Records -

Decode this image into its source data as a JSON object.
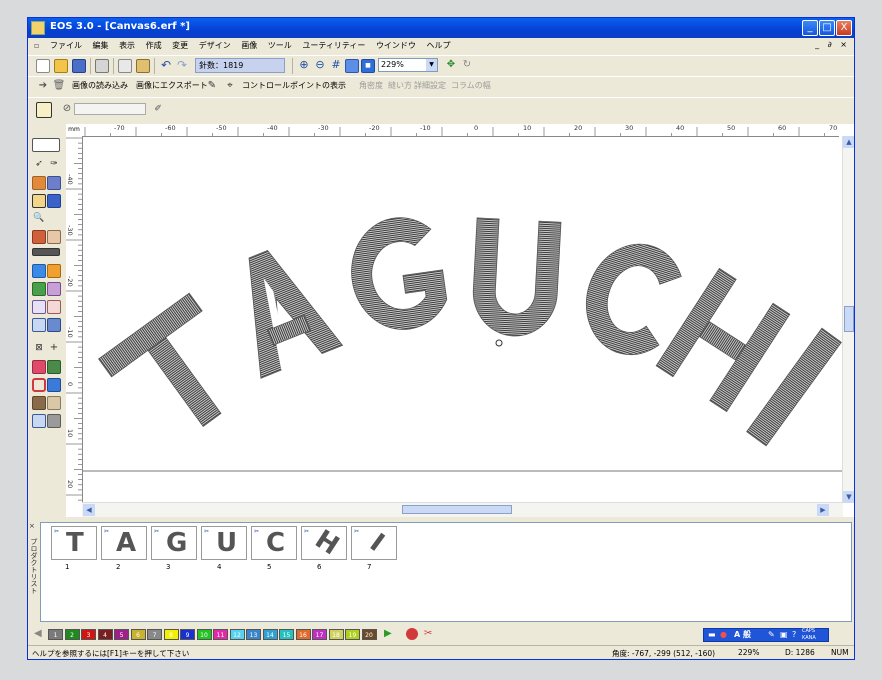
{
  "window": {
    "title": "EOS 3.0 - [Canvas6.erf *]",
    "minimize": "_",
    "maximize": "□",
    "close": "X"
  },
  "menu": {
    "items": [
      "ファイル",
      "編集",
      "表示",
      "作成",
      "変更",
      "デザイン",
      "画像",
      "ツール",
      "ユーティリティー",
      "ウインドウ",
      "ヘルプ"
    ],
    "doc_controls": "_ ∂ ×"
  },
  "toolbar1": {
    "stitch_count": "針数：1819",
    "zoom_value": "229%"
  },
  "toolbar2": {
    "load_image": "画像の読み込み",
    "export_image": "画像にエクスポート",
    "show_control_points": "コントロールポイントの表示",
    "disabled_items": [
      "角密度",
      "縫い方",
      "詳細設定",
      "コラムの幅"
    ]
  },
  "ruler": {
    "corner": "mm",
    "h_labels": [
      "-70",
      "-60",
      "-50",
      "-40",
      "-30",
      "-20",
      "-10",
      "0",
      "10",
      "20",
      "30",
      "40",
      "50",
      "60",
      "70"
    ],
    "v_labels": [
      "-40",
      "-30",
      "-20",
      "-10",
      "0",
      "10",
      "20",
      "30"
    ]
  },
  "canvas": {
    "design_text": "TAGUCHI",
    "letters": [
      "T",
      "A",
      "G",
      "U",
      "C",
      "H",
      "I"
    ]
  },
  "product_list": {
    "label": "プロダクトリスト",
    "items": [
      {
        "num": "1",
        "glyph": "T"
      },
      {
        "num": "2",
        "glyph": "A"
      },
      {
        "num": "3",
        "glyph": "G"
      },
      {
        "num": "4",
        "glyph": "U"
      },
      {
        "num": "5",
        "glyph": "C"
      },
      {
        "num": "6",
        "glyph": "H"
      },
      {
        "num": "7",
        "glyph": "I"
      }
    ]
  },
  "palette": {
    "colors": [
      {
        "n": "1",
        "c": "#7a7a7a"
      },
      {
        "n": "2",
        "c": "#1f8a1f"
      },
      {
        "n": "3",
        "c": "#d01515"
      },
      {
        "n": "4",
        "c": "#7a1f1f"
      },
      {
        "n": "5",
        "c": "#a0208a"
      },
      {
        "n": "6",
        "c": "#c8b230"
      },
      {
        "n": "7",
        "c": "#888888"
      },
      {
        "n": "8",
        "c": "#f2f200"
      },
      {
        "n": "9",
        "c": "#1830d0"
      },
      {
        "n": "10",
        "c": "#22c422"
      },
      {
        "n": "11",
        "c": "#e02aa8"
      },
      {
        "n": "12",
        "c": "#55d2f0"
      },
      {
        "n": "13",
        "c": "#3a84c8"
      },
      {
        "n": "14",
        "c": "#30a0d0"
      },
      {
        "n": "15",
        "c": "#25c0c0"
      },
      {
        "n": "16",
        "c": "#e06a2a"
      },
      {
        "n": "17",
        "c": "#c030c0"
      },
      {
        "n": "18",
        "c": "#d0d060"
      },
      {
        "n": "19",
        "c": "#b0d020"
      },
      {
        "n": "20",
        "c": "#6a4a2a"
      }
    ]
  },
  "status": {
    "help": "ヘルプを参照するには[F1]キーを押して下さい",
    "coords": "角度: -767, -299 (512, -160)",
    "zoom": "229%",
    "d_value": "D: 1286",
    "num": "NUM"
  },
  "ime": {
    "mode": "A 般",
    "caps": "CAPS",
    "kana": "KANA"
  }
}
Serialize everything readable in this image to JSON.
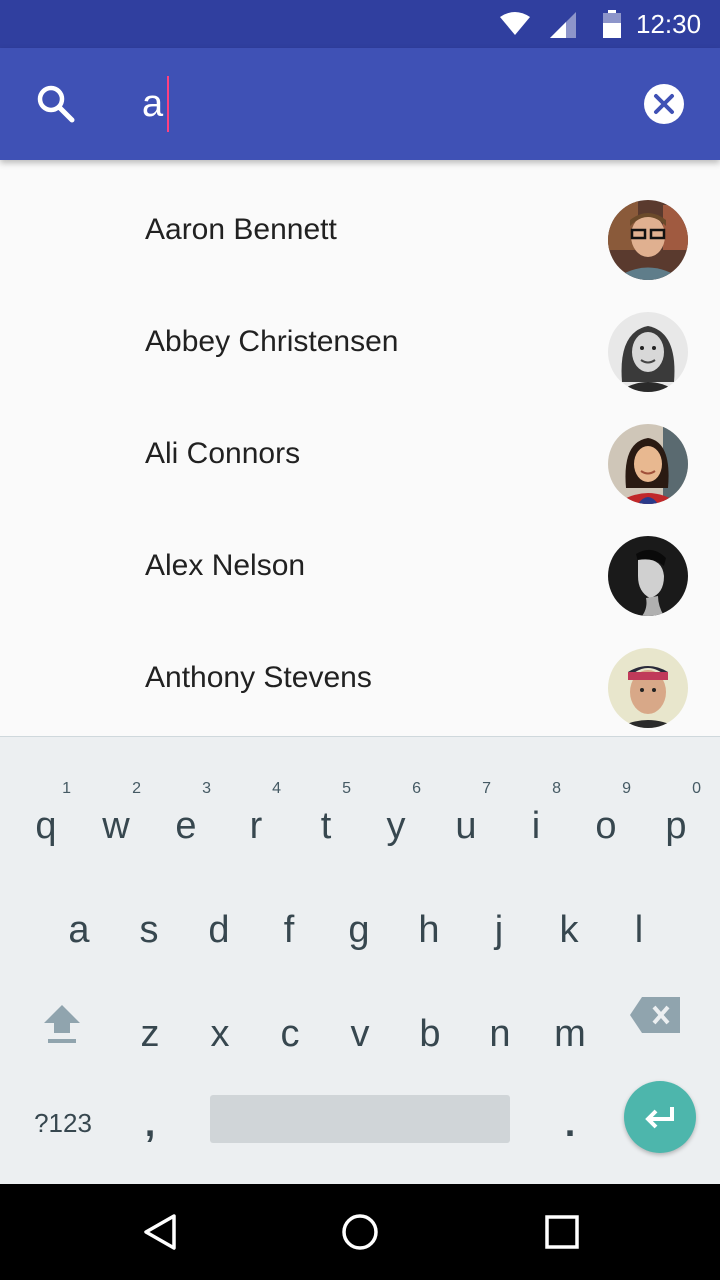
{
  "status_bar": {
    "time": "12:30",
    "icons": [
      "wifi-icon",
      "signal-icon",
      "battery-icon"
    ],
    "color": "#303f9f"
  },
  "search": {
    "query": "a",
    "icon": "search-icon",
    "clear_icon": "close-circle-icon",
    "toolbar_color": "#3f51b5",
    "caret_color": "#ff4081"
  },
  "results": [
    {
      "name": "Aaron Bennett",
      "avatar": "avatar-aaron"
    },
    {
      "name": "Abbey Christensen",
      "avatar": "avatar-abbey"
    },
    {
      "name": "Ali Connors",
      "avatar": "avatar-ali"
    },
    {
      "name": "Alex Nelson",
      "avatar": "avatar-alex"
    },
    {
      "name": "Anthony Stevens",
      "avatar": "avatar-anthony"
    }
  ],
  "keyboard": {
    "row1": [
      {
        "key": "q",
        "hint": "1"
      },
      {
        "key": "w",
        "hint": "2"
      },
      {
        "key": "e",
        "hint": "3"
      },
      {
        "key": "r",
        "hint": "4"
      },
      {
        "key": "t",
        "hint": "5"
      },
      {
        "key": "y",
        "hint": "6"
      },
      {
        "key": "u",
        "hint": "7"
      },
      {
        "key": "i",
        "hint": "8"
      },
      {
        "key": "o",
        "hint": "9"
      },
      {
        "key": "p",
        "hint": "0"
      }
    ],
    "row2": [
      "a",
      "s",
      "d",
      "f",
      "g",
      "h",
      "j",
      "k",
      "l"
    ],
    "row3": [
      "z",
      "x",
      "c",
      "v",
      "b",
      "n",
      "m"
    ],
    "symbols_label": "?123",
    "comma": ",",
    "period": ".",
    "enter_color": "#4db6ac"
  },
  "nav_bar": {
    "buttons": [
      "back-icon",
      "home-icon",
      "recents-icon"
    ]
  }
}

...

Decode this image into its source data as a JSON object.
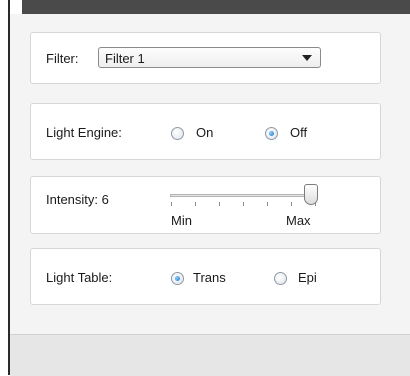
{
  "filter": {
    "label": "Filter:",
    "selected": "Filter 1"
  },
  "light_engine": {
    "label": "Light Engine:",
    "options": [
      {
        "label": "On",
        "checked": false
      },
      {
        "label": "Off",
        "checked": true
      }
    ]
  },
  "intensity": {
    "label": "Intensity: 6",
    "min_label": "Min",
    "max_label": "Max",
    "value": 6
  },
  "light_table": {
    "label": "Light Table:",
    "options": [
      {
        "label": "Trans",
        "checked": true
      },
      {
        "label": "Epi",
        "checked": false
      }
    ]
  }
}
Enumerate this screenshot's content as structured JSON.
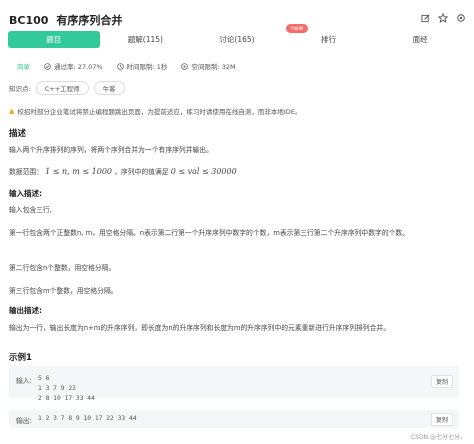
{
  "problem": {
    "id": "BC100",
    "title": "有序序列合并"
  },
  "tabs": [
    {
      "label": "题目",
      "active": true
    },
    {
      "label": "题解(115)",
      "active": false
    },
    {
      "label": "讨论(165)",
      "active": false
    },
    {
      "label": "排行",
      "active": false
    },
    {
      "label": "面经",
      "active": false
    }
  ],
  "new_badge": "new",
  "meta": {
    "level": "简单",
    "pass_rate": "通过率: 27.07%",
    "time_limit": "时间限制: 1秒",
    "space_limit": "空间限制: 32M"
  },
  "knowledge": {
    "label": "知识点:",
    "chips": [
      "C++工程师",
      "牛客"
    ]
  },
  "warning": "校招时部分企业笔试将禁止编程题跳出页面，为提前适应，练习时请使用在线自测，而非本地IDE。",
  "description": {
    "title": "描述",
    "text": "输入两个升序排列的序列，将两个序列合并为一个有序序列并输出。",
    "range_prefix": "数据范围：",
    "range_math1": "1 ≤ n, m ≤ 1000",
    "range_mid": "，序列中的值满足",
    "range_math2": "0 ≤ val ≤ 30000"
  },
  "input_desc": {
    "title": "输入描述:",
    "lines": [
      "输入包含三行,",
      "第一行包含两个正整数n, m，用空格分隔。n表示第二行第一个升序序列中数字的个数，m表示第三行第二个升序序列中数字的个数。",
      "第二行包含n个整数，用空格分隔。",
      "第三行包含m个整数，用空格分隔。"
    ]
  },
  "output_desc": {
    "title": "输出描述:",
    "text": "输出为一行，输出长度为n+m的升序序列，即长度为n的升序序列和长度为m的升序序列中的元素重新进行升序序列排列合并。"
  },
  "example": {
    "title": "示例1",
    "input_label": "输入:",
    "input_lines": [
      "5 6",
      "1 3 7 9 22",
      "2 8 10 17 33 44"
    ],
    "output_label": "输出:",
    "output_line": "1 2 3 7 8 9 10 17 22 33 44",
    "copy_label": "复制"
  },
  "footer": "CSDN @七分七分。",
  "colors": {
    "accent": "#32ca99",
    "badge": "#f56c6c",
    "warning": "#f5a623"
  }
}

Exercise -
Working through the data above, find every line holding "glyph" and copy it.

Result of the task -
        "glyph": "T"
        "glyph": "A"
        "glyph": "G"
        "glyph": "U"
        "glyph": "C"
        "glyph": "H"
        "glyph": "I"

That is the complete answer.